The U.S. Environmental Protection Agency (EPA) released four drinking water health advisories for per- and polyfluoroalkyl substances (PFAS) last week, warning that those compounds pose health risks even at levels so low they cannot currently be detected.
The nonbinding health advisories set the health risk thresholds for PFOA and PFOS to near zero, replacing 2016 guidelines that had set them at 70 parts per trillion. Health advisories provide technical information that federal, state, and local officials can use to inform the development of monitoring plans, investments in treatment solutions, and future policies to protect the public from PFAS exposure.
“People on the front-lines of PFAS contamination have suffered for far too long,” EPA Administrator Michael Regan said in a statement. “That’s why EPA is taking aggressive action as part of a whole-of-government approach to prevent these chemicals from entering the environment and to help protect concerned families from this pervasive challenge.”
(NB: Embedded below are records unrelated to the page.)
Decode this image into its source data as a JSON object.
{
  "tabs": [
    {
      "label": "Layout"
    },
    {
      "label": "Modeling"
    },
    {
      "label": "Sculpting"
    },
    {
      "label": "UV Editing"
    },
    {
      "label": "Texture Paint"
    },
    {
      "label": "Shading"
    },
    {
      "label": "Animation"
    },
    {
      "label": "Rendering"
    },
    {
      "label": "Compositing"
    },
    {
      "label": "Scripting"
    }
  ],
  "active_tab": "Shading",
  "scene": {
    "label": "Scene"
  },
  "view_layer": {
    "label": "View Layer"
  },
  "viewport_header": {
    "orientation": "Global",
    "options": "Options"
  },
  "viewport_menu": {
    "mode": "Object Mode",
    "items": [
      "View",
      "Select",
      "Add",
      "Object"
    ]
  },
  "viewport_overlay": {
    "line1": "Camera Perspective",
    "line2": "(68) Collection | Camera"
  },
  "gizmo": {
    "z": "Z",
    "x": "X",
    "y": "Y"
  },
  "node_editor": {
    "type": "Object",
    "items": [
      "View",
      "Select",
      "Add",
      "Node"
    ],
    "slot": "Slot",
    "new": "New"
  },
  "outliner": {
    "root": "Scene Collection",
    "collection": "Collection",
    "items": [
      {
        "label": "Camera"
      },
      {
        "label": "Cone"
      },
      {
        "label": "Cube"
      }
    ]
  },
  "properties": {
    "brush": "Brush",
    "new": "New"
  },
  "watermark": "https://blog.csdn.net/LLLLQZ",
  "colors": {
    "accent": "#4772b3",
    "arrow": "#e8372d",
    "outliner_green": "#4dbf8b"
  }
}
In a related development, the EPA is issuing final health advisories for two chemicals that are considered replacements for PFOA and PFOS. One group is known as GenX chemicals, while the other is known as PFBS. Health advisories for GenX chemicals were set at 10 parts per trillion, while PFBS was set at 2,000 parts per trillion.